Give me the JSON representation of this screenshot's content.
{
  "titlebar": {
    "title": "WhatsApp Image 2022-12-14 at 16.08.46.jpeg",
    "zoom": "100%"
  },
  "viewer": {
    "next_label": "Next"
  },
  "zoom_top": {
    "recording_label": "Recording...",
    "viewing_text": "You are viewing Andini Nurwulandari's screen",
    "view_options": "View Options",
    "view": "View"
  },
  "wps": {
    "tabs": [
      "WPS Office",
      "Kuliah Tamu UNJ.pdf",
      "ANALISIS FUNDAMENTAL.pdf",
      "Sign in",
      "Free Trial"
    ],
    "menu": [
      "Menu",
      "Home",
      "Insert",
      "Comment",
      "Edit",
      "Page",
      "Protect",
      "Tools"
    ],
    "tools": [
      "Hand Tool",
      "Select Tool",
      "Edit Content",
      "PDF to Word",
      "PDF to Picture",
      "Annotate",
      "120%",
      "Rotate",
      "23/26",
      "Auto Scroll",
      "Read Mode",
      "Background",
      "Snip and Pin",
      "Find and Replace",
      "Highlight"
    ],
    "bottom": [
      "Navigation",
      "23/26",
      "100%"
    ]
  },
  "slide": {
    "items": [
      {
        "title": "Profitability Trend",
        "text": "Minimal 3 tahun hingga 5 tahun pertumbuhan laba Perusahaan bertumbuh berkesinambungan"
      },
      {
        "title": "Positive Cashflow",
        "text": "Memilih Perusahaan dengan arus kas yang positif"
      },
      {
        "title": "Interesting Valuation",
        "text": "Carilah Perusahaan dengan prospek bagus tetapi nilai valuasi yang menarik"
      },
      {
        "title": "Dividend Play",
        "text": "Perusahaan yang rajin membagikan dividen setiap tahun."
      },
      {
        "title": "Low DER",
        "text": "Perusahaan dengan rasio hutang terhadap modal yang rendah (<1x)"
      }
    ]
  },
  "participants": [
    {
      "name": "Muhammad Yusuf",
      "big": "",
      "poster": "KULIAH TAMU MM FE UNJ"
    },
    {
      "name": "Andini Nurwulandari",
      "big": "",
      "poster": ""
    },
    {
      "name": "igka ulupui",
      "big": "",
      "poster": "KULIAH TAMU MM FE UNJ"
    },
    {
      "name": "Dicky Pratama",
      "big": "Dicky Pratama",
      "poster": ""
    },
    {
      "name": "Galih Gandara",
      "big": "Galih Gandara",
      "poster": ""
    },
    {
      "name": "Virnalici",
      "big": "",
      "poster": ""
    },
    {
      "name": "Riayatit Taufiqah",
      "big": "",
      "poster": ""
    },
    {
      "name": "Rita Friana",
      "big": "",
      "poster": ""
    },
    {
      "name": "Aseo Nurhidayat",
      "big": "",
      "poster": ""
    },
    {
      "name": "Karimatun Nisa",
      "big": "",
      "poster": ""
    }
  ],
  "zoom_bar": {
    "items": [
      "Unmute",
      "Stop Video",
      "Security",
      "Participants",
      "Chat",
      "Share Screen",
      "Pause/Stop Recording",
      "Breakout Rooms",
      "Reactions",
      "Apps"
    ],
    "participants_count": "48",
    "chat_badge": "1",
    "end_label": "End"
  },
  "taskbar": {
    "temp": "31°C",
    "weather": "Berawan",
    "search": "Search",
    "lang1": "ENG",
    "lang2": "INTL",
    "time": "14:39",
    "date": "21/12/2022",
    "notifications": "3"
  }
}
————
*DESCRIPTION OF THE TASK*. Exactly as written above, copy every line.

*RESULT OF THIS EXERCISE*.
Give me the JSON representation of this screenshot's content.
{
  "titlebar": {
    "title": "WhatsApp Image 2022-12-14 at 16.08.46.jpeg",
    "zoom": "100%"
  },
  "viewer": {
    "next_label": "Next"
  },
  "zoom_top": {
    "recording_label": "Recording...",
    "viewing_text": "You are viewing Andini Nurwulandari's screen",
    "view_options": "View Options",
    "view": "View"
  },
  "wps": {
    "tabs": [
      "WPS Office",
      "Kuliah Tamu UNJ.pdf",
      "ANALISIS FUNDAMENTAL.pdf",
      "Sign in",
      "Free Trial"
    ],
    "menu": [
      "Menu",
      "Home",
      "Insert",
      "Comment",
      "Edit",
      "Page",
      "Protect",
      "Tools"
    ],
    "tools": [
      "Hand Tool",
      "Select Tool",
      "Edit Content",
      "PDF to Word",
      "PDF to Picture",
      "Annotate",
      "120%",
      "Rotate",
      "23/26",
      "Auto Scroll",
      "Read Mode",
      "Background",
      "Snip and Pin",
      "Find and Replace",
      "Highlight"
    ],
    "bottom": [
      "Navigation",
      "23/26",
      "100%"
    ]
  },
  "slide": {
    "items": [
      {
        "title": "Profitability Trend",
        "text": "Minimal 3 tahun hingga 5 tahun pertumbuhan laba Perusahaan bertumbuh berkesinambungan"
      },
      {
        "title": "Positive Cashflow",
        "text": "Memilih Perusahaan dengan arus kas yang positif"
      },
      {
        "title": "Interesting Valuation",
        "text": "Carilah Perusahaan dengan prospek bagus tetapi nilai valuasi yang menarik"
      },
      {
        "title": "Dividend Play",
        "text": "Perusahaan yang rajin membagikan dividen setiap tahun."
      },
      {
        "title": "Low DER",
        "text": "Perusahaan dengan rasio hutang terhadap modal yang rendah (<1x)"
      }
    ]
  },
  "participants": [
    {
      "name": "Muhammad Yusuf",
      "big": "",
      "poster": "KULIAH TAMU MM FE UNJ"
    },
    {
      "name": "Andini Nurwulandari",
      "big": "",
      "poster": ""
    },
    {
      "name": "igka ulupui",
      "big": "",
      "poster": "KULIAH TAMU MM FE UNJ"
    },
    {
      "name": "Dicky Pratama",
      "big": "Dicky Pratama",
      "poster": ""
    },
    {
      "name": "Galih Gandara",
      "big": "Galih Gandara",
      "poster": ""
    },
    {
      "name": "Virnalici",
      "big": "",
      "poster": ""
    },
    {
      "name": "Riayatit Taufiqah",
      "big": "",
      "poster": ""
    },
    {
      "name": "Rita Friana",
      "big": "",
      "poster": ""
    },
    {
      "name": "Aseo Nurhidayat",
      "big": "",
      "poster": ""
    },
    {
      "name": "Karimatun Nisa",
      "big": "",
      "poster": ""
    }
  ],
  "zoom_bar": {
    "items": [
      "Unmute",
      "Stop Video",
      "Security",
      "Participants",
      "Chat",
      "Share Screen",
      "Pause/Stop Recording",
      "Breakout Rooms",
      "Reactions",
      "Apps"
    ],
    "participants_count": "48",
    "chat_badge": "1",
    "end_label": "End"
  },
  "taskbar": {
    "temp": "31°C",
    "weather": "Berawan",
    "search": "Search",
    "lang1": "ENG",
    "lang2": "INTL",
    "time": "14:39",
    "date": "21/12/2022",
    "notifications": "3"
  }
}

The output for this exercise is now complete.